- _App and web page records_
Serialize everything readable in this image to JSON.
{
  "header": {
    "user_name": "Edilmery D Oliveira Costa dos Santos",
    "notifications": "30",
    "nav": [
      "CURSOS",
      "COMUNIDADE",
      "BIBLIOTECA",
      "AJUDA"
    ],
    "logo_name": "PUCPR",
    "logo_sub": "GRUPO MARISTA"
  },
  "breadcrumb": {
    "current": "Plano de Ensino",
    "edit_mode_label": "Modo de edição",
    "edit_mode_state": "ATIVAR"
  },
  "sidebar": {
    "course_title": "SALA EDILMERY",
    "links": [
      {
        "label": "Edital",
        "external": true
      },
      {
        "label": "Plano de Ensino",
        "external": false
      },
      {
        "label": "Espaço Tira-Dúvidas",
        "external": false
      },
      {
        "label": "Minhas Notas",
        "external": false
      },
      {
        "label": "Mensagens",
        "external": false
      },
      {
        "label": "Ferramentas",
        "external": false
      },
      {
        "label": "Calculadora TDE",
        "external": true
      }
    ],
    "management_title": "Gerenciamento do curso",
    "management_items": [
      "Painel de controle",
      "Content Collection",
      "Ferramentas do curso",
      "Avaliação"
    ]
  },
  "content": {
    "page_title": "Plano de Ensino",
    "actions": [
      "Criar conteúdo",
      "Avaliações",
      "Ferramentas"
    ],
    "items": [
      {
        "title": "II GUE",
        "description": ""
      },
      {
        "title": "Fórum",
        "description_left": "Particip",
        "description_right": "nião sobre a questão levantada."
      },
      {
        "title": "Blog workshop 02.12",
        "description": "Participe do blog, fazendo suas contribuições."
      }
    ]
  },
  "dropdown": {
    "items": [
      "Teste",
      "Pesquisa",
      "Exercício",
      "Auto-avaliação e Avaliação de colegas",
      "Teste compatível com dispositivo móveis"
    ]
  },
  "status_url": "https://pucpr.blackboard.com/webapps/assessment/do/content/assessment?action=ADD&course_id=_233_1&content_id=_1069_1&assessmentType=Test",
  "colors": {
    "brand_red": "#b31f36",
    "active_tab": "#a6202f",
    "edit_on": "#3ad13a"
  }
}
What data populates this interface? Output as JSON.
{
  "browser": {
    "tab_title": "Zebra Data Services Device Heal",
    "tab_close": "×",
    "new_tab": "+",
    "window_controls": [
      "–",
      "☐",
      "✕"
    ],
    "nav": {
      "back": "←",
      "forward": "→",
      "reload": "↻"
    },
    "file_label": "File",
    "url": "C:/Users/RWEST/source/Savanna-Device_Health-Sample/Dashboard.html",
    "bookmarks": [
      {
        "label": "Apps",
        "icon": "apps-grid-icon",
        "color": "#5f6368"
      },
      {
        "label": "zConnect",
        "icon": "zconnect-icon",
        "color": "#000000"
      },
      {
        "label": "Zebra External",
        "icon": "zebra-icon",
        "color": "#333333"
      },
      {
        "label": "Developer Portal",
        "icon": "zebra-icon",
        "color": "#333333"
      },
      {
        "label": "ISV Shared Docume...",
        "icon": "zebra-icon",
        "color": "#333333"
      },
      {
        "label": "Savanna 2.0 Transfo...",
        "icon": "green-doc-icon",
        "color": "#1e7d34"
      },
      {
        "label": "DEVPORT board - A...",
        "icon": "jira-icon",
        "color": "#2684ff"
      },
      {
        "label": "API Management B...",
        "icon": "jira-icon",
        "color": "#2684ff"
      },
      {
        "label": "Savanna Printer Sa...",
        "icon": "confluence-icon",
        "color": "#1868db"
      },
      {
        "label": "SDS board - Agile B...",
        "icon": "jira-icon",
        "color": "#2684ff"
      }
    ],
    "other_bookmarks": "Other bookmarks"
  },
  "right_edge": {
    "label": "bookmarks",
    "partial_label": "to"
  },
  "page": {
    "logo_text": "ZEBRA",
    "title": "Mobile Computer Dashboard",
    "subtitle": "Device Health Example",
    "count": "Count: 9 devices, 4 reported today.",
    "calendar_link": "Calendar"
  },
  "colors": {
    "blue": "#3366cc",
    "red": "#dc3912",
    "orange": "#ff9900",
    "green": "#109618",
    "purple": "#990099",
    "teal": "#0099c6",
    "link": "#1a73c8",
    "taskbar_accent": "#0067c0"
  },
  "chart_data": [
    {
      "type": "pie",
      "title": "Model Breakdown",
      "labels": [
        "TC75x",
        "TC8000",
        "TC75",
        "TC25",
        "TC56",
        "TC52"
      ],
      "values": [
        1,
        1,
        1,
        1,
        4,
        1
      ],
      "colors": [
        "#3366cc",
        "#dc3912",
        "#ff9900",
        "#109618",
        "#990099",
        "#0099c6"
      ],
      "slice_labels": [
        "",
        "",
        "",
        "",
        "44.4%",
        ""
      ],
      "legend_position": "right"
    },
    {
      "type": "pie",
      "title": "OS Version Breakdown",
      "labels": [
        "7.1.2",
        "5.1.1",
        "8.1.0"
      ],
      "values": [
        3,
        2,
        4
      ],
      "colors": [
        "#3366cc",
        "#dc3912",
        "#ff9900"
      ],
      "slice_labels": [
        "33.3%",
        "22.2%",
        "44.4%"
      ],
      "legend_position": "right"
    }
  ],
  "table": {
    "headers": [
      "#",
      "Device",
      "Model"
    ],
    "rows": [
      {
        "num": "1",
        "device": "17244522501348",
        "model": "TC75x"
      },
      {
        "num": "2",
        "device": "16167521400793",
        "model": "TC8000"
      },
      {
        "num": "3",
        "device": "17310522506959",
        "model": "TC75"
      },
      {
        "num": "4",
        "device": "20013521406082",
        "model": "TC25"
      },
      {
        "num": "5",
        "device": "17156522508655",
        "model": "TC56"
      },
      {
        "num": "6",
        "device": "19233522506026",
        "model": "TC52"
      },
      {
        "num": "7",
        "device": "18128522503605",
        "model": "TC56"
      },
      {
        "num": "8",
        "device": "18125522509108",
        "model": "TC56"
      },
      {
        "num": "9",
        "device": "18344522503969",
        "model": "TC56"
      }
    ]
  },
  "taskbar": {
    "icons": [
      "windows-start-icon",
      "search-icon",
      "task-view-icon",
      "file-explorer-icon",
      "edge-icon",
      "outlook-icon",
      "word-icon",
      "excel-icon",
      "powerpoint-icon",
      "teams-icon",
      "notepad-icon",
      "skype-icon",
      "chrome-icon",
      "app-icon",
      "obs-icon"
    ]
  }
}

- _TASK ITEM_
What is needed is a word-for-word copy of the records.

- _RESPONSE TO THE TASK_
Serialize everything readable in this image to JSON.
{
  "header": {
    "user_name": "Edilmery D Oliveira Costa dos Santos",
    "notifications": "30",
    "nav": [
      "CURSOS",
      "COMUNIDADE",
      "BIBLIOTECA",
      "AJUDA"
    ],
    "logo_name": "PUCPR",
    "logo_sub": "GRUPO MARISTA"
  },
  "breadcrumb": {
    "current": "Plano de Ensino",
    "edit_mode_label": "Modo de edição",
    "edit_mode_state": "ATIVAR"
  },
  "sidebar": {
    "course_title": "SALA EDILMERY",
    "links": [
      {
        "label": "Edital",
        "external": true
      },
      {
        "label": "Plano de Ensino",
        "external": false
      },
      {
        "label": "Espaço Tira-Dúvidas",
        "external": false
      },
      {
        "label": "Minhas Notas",
        "external": false
      },
      {
        "label": "Mensagens",
        "external": false
      },
      {
        "label": "Ferramentas",
        "external": false
      },
      {
        "label": "Calculadora TDE",
        "external": true
      }
    ],
    "management_title": "Gerenciamento do curso",
    "management_items": [
      "Painel de controle",
      "Content Collection",
      "Ferramentas do curso",
      "Avaliação"
    ]
  },
  "content": {
    "page_title": "Plano de Ensino",
    "actions": [
      "Criar conteúdo",
      "Avaliações",
      "Ferramentas"
    ],
    "items": [
      {
        "title": "II GUE",
        "description": ""
      },
      {
        "title": "Fórum",
        "description_left": "Particip",
        "description_right": "nião sobre a questão levantada."
      },
      {
        "title": "Blog workshop 02.12",
        "description": "Participe do blog, fazendo suas contribuições."
      }
    ]
  },
  "dropdown": {
    "items": [
      "Teste",
      "Pesquisa",
      "Exercício",
      "Auto-avaliação e Avaliação de colegas",
      "Teste compatível com dispositivo móveis"
    ]
  },
  "status_url": "https://pucpr.blackboard.com/webapps/assessment/do/content/assessment?action=ADD&course_id=_233_1&content_id=_1069_1&assessmentType=Test",
  "colors": {
    "brand_red": "#b31f36",
    "active_tab": "#a6202f",
    "edit_on": "#3ad13a"
  }
}
What data populates this interface? Output as JSON.
{
  "browser": {
    "tab_title": "Zebra Data Services Device Heal",
    "tab_close": "×",
    "new_tab": "+",
    "window_controls": [
      "–",
      "☐",
      "✕"
    ],
    "nav": {
      "back": "←",
      "forward": "→",
      "reload": "↻"
    },
    "file_label": "File",
    "url": "C:/Users/RWEST/source/Savanna-Device_Health-Sample/Dashboard.html",
    "bookmarks": [
      {
        "label": "Apps",
        "icon": "apps-grid-icon",
        "color": "#5f6368"
      },
      {
        "label": "zConnect",
        "icon": "zconnect-icon",
        "color": "#000000"
      },
      {
        "label": "Zebra External",
        "icon": "zebra-icon",
        "color": "#333333"
      },
      {
        "label": "Developer Portal",
        "icon": "zebra-icon",
        "color": "#333333"
      },
      {
        "label": "ISV Shared Docume...",
        "icon": "zebra-icon",
        "color": "#333333"
      },
      {
        "label": "Savanna 2.0 Transfo...",
        "icon": "green-doc-icon",
        "color": "#1e7d34"
      },
      {
        "label": "DEVPORT board - A...",
        "icon": "jira-icon",
        "color": "#2684ff"
      },
      {
        "label": "API Management B...",
        "icon": "jira-icon",
        "color": "#2684ff"
      },
      {
        "label": "Savanna Printer Sa...",
        "icon": "confluence-icon",
        "color": "#1868db"
      },
      {
        "label": "SDS board - Agile B...",
        "icon": "jira-icon",
        "color": "#2684ff"
      }
    ],
    "other_bookmarks": "Other bookmarks"
  },
  "right_edge": {
    "label": "bookmarks",
    "partial_label": "to"
  },
  "page": {
    "logo_text": "ZEBRA",
    "title": "Mobile Computer Dashboard",
    "subtitle": "Device Health Example",
    "count": "Count: 9 devices, 4 reported today.",
    "calendar_link": "Calendar"
  },
  "colors": {
    "blue": "#3366cc",
    "red": "#dc3912",
    "orange": "#ff9900",
    "green": "#109618",
    "purple": "#990099",
    "teal": "#0099c6",
    "link": "#1a73c8",
    "taskbar_accent": "#0067c0"
  },
  "chart_data": [
    {
      "type": "pie",
      "title": "Model Breakdown",
      "labels": [
        "TC75x",
        "TC8000",
        "TC75",
        "TC25",
        "TC56",
        "TC52"
      ],
      "values": [
        1,
        1,
        1,
        1,
        4,
        1
      ],
      "colors": [
        "#3366cc",
        "#dc3912",
        "#ff9900",
        "#109618",
        "#990099",
        "#0099c6"
      ],
      "slice_labels": [
        "",
        "",
        "",
        "",
        "44.4%",
        ""
      ],
      "legend_position": "right"
    },
    {
      "type": "pie",
      "title": "OS Version Breakdown",
      "labels": [
        "7.1.2",
        "5.1.1",
        "8.1.0"
      ],
      "values": [
        3,
        2,
        4
      ],
      "colors": [
        "#3366cc",
        "#dc3912",
        "#ff9900"
      ],
      "slice_labels": [
        "33.3%",
        "22.2%",
        "44.4%"
      ],
      "legend_position": "right"
    }
  ],
  "table": {
    "headers": [
      "#",
      "Device",
      "Model"
    ],
    "rows": [
      {
        "num": "1",
        "device": "17244522501348",
        "model": "TC75x"
      },
      {
        "num": "2",
        "device": "16167521400793",
        "model": "TC8000"
      },
      {
        "num": "3",
        "device": "17310522506959",
        "model": "TC75"
      },
      {
        "num": "4",
        "device": "20013521406082",
        "model": "TC25"
      },
      {
        "num": "5",
        "device": "17156522508655",
        "model": "TC56"
      },
      {
        "num": "6",
        "device": "19233522506026",
        "model": "TC52"
      },
      {
        "num": "7",
        "device": "18128522503605",
        "model": "TC56"
      },
      {
        "num": "8",
        "device": "18125522509108",
        "model": "TC56"
      },
      {
        "num": "9",
        "device": "18344522503969",
        "model": "TC56"
      }
    ]
  },
  "taskbar": {
    "icons": [
      "windows-start-icon",
      "search-icon",
      "task-view-icon",
      "file-explorer-icon",
      "edge-icon",
      "outlook-icon",
      "word-icon",
      "excel-icon",
      "powerpoint-icon",
      "teams-icon",
      "notepad-icon",
      "skype-icon",
      "chrome-icon",
      "app-icon",
      "obs-icon"
    ]
  }
}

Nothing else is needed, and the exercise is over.